“There’s overwhelming evidence indicating that vitamin D deficiency plays a crucial role in cancer development. Research has identified a number of vitamin D’s protective mechanisms against cancer, including:

  • Regulating genetic expression
  • Increasing the self-destruction of mutated cells (which, if allowed to replicate, could lead to cancer)
  • Reducing the spread and reproduction of cancer cells
  • Causing cells to become differentiated (cancer cells often lack differentiation)
  • Reducing the growth of new blood vessels from pre-existing ones, which is a step in the transition of dormant tumors turning cancerous

Researchers within this field have estimated that about 30 percent of cancer deaths could be prevented annually simply by optimizing the vitamin D levels in the general population. On a personal level, you can decrease your risk of cancer by MORE THAN HALF simply by optimizing your vitamin D levels with sun exposure. And if you are being treated for cancer it is likely that higher blood levels probably around 70-100 ng/ml would be beneficial. If the notion that sun exposure actually prevents cancer is still new to you, I highly recommend you watch my one-hour vitamin D lecture to clear up any confusion. It’s important to understand that the risk of skin cancer from the sun comes only from excessive exposure. Meanwhile, countless people around the world have an increased risk of cancer because their vitamin D levels are too low due to the utter lack of sun exposure.”

Why We Need to Re-Embrace Sun Exposure

I strongly recommend optimizing your vitamin D levels with appropriate amounts of sun exposure because when your skin is exposed to the sun, in addition to creating vitamin D3 it also synthesizes high amounts of vitamin D sulfate and cholesterol sulfate-both of which are very important for the heart- and cardiovascular health. In fact, research by Dr. Stephanie Seneff suggests that heart disease may be a symptom of cholesterol sulfate deficiency, and healthy cholesterol and sulfur levels are both highly dependent on your vitamin D levels…

Vitamin D sulfate is a water soluble form of sulfur that can travel freely in your bloodstream, making it readily available, while oral vitamin D3 is unsulfated, and therefore needs LDL (the so-called “bad” cholesterol) as a vehicle of transport.
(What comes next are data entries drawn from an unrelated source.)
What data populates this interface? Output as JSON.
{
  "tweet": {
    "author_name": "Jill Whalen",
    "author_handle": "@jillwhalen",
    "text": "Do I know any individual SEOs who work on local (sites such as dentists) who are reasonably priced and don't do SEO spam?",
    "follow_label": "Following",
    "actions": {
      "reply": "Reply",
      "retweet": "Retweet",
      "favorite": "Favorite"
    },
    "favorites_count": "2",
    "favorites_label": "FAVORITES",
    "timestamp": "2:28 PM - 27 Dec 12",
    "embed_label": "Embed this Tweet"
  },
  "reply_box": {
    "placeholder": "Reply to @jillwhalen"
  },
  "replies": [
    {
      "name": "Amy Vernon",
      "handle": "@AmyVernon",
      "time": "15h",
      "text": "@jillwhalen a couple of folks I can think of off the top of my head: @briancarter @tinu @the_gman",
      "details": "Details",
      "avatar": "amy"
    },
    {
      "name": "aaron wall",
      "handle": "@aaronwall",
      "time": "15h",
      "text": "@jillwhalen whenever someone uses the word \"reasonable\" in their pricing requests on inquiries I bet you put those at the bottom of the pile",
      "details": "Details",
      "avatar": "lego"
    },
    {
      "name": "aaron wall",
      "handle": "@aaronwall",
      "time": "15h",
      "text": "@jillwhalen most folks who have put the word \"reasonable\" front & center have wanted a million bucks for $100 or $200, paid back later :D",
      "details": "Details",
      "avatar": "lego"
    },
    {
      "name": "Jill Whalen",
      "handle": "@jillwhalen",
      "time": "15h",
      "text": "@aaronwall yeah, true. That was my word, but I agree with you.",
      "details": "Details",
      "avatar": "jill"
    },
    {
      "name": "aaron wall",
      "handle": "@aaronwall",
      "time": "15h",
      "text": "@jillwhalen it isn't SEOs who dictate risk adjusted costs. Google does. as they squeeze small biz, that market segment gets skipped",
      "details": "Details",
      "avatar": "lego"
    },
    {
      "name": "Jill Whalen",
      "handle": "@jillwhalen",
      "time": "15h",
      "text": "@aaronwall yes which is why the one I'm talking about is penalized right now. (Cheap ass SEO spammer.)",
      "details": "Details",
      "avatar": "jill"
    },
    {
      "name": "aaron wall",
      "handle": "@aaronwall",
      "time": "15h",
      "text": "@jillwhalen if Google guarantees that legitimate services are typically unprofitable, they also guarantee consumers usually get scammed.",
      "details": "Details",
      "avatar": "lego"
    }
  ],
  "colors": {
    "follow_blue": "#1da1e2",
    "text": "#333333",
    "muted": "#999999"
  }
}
Dr. Seneff’s suspicion is that the simple oral non-sulfated form of vitamin D may not provide as much of the same heart-healthy benefits as the vitamin D created in your skin from sun exposure because it cannot be converted to vitamin D sulfate, and therefore will not improve your sulfur status.

Furthermore, a sulfur deficiency also promotes obesity and related health problems like diabetes, so all in all, the importance of getting regular sun exposure simply cannot be overstated.
If you can’t get enough sun exposure during certain parts of the year, I advise using a safe tanning bed to allow your body to produce vitamin D naturally. Safe tanning beds have electronic ballasts and produce less UVA than the sunshine.

A third option is taking a high-quality vitamin D supplement. According to the most recent findings by Carole Baggerly, founder of GrassrootsHealth, her research of nearly 10,000 people shows the ideal adult dose appears to be 8,000 IU’s a day to get most into the healthy range. Just remember to get your vitamin D levels tested regularly if you take an oral supplement.
Posted by Dr. Mercola